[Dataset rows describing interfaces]

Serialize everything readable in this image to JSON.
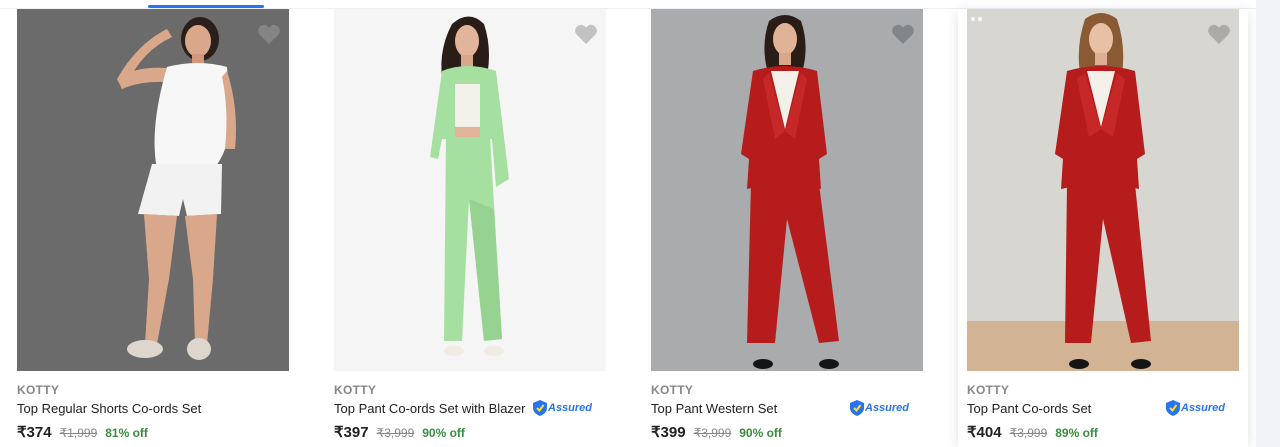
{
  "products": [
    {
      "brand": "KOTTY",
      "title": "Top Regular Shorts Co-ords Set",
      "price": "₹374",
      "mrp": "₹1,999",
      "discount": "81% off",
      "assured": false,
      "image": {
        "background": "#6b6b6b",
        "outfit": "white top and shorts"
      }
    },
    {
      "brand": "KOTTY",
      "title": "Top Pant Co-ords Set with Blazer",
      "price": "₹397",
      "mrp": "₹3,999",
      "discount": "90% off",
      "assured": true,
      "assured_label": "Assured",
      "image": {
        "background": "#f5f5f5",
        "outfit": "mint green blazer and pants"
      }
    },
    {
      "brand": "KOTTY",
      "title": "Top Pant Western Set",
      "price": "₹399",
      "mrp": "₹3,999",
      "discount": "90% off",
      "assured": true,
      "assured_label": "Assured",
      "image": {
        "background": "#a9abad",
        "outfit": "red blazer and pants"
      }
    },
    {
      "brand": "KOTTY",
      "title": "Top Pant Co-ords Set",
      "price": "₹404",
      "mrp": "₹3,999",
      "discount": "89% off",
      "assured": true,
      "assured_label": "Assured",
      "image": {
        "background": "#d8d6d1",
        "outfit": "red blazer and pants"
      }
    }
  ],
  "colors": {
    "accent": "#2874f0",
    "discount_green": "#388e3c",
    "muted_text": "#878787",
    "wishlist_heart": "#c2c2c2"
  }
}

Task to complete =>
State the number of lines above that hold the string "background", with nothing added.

Exercise result =>
4